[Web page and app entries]
####################
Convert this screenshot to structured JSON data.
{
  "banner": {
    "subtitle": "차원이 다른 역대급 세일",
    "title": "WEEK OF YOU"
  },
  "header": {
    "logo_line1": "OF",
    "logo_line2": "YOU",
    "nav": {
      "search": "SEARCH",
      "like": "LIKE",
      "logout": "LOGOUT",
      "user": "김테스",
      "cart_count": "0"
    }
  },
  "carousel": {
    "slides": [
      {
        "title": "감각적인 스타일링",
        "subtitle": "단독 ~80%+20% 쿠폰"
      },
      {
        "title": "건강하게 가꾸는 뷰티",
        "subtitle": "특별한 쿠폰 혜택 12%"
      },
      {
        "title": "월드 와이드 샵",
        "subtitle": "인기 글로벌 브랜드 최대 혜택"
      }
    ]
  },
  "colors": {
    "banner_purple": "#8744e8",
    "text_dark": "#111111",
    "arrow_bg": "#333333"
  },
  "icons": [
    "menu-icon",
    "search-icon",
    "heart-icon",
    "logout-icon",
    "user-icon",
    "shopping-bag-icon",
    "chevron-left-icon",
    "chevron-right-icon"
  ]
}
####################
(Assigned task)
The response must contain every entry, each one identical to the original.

(The answer)
Convert this screenshot to structured JSON data.
{
  "banner": {
    "subtitle": "차원이 다른 역대급 세일",
    "title": "WEEK OF YOU"
  },
  "header": {
    "logo_line1": "OF",
    "logo_line2": "YOU",
    "nav": {
      "search": "SEARCH",
      "like": "LIKE",
      "logout": "LOGOUT",
      "user": "김테스",
      "cart_count": "0"
    }
  },
  "carousel": {
    "slides": [
      {
        "title": "감각적인 스타일링",
        "subtitle": "단독 ~80%+20% 쿠폰"
      },
      {
        "title": "건강하게 가꾸는 뷰티",
        "subtitle": "특별한 쿠폰 혜택 12%"
      },
      {
        "title": "월드 와이드 샵",
        "subtitle": "인기 글로벌 브랜드 최대 혜택"
      }
    ]
  },
  "colors": {
    "banner_purple": "#8744e8",
    "text_dark": "#111111",
    "arrow_bg": "#333333"
  },
  "icons": [
    "menu-icon",
    "search-icon",
    "heart-icon",
    "logout-icon",
    "user-icon",
    "shopping-bag-icon",
    "chevron-left-icon",
    "chevron-right-icon"
  ]
}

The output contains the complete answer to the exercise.